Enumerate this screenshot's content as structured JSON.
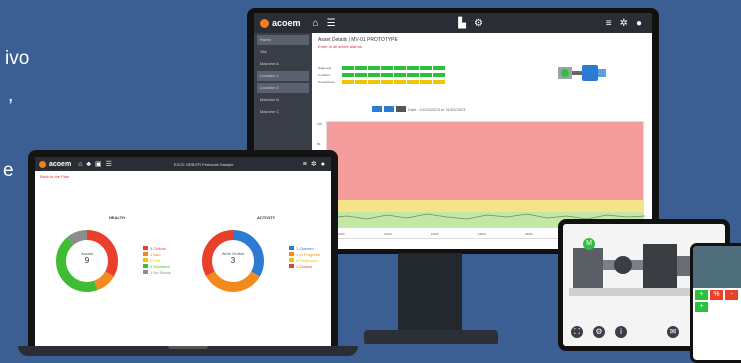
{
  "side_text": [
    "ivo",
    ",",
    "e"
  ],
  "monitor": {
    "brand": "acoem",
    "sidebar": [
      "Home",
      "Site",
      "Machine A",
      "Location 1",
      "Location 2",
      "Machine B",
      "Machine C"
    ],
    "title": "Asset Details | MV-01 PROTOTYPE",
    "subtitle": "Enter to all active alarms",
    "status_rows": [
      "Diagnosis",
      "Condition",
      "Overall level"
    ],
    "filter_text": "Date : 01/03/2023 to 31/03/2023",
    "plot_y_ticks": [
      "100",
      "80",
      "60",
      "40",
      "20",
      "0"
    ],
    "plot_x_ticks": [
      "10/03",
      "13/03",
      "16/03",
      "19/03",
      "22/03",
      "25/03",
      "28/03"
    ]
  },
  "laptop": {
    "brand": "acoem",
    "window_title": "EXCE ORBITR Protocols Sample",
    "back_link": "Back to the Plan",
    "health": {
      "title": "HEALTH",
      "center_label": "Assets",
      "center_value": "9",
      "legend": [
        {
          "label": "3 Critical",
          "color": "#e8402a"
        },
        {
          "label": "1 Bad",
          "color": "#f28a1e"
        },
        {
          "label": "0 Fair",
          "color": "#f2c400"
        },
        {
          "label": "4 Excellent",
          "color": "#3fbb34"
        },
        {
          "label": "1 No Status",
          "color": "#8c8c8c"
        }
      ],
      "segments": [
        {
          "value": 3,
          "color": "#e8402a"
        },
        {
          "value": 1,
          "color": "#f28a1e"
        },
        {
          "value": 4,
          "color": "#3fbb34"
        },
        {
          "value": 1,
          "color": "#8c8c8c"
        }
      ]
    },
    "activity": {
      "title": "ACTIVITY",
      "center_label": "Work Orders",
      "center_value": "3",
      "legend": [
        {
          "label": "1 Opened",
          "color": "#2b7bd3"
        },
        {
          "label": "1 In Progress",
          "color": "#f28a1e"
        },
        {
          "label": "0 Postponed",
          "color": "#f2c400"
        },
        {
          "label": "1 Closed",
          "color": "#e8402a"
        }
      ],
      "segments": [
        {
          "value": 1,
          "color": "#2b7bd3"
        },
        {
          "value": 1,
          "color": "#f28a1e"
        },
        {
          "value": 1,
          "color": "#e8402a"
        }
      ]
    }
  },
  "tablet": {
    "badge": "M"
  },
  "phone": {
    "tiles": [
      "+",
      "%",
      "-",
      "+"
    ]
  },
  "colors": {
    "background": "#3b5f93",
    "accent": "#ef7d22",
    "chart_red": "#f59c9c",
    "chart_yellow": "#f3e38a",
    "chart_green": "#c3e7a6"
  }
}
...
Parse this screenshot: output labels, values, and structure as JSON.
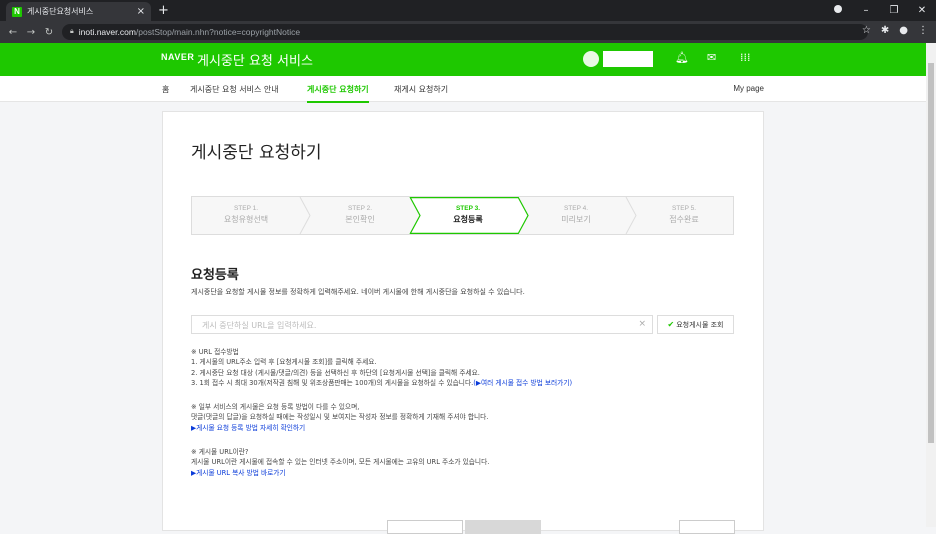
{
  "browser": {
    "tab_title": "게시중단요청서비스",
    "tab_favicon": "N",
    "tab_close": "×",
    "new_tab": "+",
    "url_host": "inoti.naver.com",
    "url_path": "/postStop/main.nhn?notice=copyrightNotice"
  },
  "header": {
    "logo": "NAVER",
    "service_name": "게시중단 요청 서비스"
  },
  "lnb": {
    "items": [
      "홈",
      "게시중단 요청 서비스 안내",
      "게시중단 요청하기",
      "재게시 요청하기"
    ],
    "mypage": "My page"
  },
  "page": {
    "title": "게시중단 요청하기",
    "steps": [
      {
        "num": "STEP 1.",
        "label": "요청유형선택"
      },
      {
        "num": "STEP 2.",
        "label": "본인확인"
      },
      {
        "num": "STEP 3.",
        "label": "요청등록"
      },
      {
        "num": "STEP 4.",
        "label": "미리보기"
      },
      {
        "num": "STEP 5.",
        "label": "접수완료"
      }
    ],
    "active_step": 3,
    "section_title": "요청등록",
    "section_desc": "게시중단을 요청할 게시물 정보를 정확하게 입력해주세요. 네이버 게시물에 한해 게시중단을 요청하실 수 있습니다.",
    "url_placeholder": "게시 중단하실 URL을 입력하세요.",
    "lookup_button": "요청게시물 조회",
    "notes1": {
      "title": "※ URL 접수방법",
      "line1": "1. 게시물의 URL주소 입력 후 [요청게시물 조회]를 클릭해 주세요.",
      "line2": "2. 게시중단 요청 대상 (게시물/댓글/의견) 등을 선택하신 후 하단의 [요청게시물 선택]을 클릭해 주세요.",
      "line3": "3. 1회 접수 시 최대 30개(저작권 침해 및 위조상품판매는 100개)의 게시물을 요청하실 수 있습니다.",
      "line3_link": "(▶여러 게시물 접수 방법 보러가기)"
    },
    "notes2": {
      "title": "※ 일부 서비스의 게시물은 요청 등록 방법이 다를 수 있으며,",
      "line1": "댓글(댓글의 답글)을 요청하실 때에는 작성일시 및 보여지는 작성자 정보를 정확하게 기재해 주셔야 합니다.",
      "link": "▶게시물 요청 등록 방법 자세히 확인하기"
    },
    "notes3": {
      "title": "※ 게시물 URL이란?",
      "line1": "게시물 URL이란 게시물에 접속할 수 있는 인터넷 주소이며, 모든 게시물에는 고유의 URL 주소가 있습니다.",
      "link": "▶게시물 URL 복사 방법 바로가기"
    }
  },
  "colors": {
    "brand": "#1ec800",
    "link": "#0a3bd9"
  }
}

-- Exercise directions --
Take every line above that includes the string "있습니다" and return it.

-- Response box --
    "section_desc": "게시중단을 요청할 게시물 정보를 정확하게 입력해주세요. 네이버 게시물에 한해 게시중단을 요청하실 수 있습니다.",
      "line3": "3. 1회 접수 시 최대 30개(저작권 침해 및 위조상품판매는 100개)의 게시물을 요청하실 수 있습니다.",
      "line1": "게시물 URL이란 게시물에 접속할 수 있는 인터넷 주소이며, 모든 게시물에는 고유의 URL 주소가 있습니다.",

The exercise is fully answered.